# Exercise description:
State how many lines in the records below contain the string "pseudolabs", and give nothing besides that number.

# Data about app and page elements:
• • • • •

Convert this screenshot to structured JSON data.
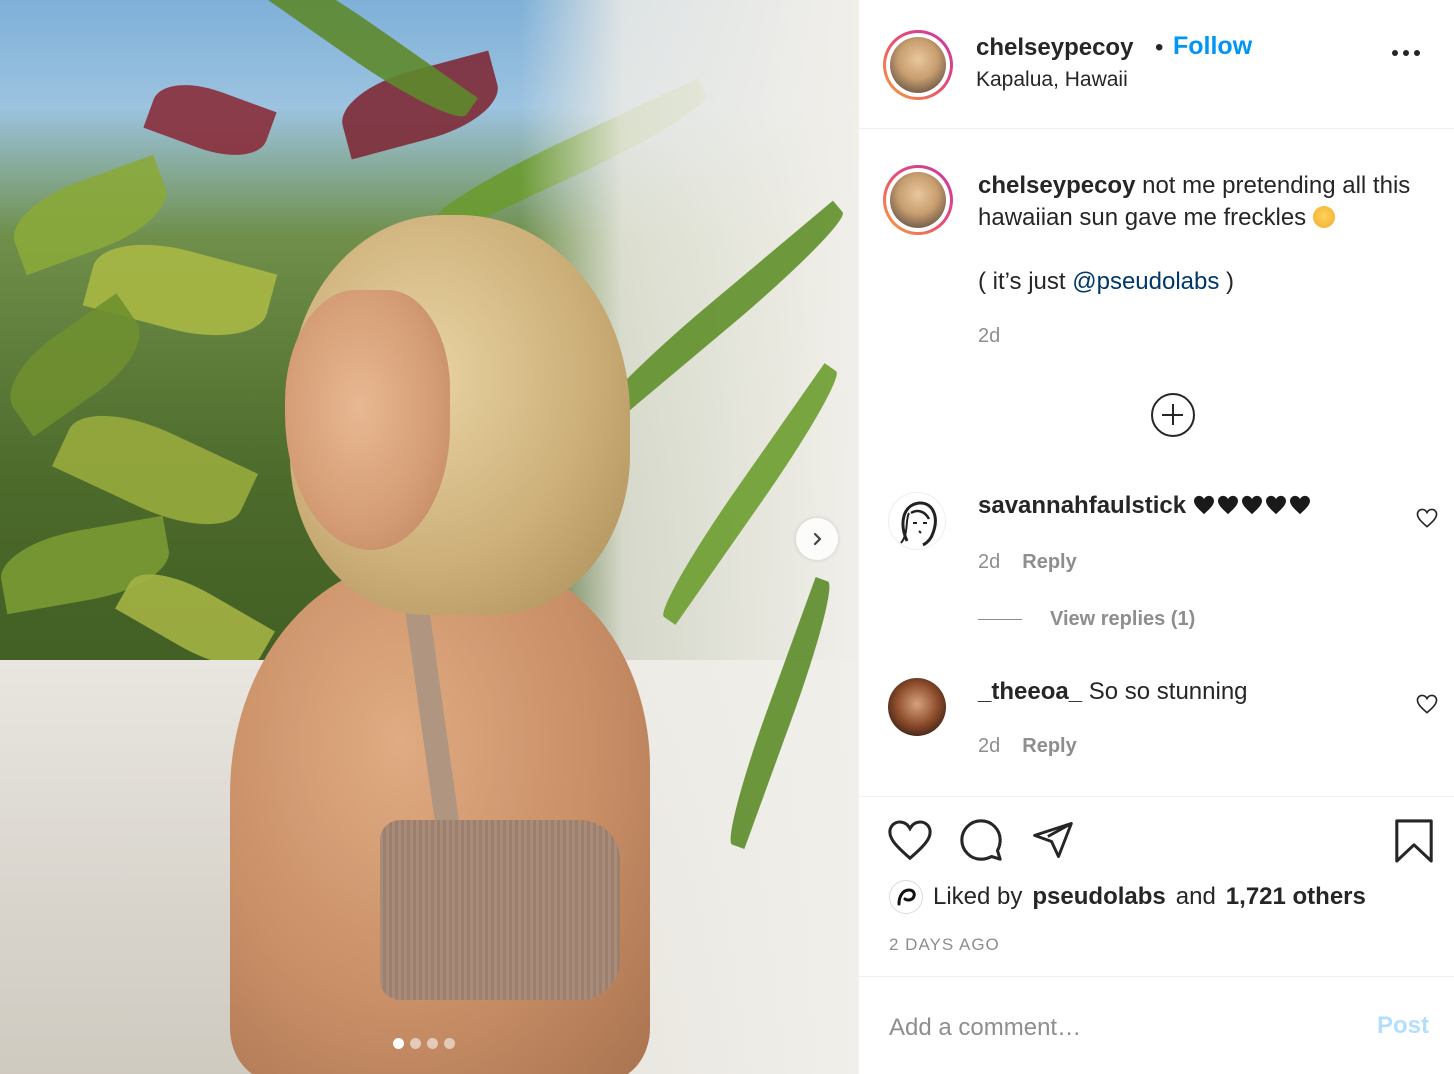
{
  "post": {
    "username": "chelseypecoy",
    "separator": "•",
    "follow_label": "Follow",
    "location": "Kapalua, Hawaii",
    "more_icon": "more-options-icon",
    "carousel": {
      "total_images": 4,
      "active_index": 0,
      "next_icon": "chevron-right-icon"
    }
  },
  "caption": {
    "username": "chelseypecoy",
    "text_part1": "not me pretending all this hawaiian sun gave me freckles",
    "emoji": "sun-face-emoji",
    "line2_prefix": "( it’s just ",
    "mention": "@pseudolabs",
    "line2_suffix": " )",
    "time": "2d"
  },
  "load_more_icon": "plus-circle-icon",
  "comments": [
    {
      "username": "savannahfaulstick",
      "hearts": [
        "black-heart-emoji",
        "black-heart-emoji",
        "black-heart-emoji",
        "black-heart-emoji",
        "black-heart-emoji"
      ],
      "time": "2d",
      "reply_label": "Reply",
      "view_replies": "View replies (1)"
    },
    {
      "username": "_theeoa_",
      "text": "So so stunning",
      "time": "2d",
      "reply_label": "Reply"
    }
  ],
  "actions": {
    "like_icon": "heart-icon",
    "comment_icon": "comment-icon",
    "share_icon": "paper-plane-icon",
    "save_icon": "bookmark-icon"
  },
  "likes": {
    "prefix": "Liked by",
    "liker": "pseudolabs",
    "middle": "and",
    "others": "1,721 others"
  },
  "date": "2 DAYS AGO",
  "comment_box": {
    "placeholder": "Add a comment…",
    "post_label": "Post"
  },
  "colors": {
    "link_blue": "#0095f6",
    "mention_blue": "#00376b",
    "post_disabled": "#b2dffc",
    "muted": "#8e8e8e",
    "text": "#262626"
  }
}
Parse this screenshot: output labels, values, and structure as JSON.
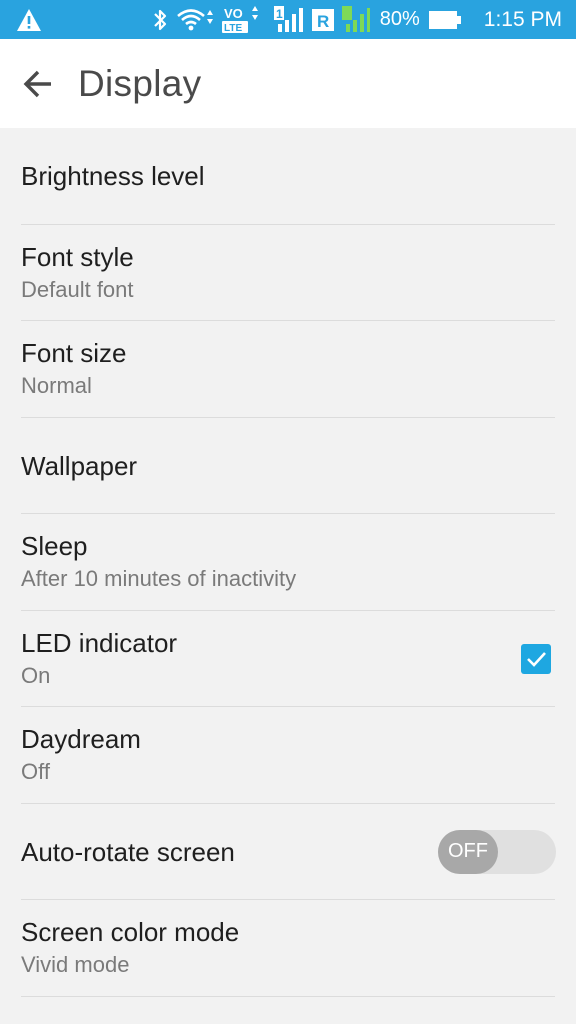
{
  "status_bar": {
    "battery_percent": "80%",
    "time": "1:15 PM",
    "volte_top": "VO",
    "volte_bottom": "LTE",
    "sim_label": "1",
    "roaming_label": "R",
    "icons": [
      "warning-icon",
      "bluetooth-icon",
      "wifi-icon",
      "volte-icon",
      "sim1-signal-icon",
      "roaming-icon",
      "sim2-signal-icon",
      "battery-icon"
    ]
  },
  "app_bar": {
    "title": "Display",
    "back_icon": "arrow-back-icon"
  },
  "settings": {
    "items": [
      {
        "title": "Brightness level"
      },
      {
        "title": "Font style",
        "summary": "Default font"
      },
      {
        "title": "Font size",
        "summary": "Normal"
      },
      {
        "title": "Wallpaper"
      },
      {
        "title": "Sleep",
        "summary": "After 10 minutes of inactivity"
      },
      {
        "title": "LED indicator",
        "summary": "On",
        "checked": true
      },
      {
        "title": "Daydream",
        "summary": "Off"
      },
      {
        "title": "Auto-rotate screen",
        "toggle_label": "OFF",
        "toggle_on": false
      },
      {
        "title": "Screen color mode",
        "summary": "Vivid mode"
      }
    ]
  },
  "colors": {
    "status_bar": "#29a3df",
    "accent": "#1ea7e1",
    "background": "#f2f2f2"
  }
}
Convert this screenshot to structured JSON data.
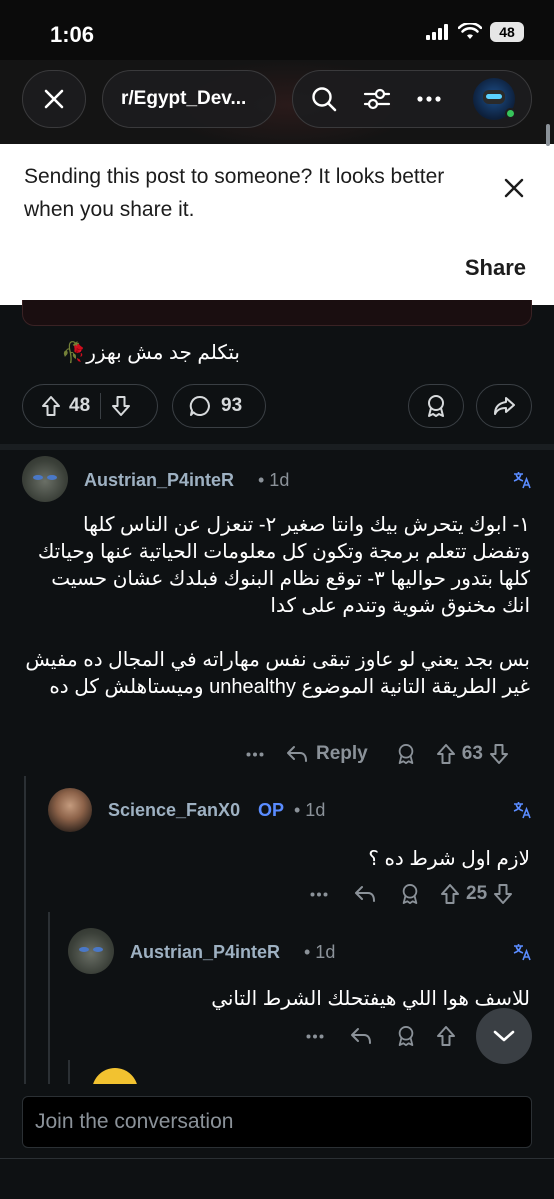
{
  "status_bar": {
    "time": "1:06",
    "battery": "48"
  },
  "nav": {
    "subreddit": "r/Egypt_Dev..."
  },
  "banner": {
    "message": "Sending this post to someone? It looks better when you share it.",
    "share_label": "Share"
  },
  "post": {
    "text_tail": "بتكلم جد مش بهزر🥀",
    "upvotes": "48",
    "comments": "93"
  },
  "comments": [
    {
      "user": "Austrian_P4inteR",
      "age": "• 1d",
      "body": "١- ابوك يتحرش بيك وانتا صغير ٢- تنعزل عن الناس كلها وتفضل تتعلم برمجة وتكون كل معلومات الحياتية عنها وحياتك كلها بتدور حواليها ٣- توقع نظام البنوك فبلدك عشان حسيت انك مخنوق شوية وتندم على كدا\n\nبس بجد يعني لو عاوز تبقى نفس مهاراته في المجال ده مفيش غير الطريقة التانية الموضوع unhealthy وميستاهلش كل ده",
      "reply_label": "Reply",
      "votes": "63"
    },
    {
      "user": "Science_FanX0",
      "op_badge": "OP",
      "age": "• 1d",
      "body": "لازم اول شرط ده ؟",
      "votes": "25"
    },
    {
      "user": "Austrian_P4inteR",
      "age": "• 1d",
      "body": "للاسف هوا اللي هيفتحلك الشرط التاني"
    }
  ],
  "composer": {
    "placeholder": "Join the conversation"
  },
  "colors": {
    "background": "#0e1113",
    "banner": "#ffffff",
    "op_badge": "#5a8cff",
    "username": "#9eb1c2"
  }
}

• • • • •

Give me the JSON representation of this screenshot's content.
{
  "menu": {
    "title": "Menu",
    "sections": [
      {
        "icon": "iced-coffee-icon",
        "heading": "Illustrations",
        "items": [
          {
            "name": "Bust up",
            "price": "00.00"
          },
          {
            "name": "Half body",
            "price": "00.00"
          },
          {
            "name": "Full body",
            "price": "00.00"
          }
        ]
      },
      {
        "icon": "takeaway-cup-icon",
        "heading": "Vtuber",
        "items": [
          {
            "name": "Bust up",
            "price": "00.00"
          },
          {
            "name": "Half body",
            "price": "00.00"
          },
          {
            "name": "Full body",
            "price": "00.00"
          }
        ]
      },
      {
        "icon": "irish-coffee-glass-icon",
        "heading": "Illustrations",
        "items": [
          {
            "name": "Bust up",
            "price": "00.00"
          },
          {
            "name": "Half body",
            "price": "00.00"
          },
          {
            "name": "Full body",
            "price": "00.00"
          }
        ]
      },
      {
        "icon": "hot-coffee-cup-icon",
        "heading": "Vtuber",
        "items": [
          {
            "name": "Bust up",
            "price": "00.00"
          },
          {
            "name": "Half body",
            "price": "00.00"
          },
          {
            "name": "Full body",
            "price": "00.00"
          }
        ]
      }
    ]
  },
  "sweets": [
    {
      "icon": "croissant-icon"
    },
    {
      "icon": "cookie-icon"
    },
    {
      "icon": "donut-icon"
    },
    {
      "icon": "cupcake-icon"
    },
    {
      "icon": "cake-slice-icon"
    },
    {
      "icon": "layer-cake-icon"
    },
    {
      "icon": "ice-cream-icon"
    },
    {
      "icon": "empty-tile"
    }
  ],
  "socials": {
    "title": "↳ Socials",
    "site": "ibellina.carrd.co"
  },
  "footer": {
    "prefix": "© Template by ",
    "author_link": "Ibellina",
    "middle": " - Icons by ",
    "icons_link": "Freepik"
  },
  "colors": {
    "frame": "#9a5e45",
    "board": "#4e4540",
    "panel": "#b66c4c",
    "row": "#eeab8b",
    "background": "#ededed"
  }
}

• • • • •

# Solution:
2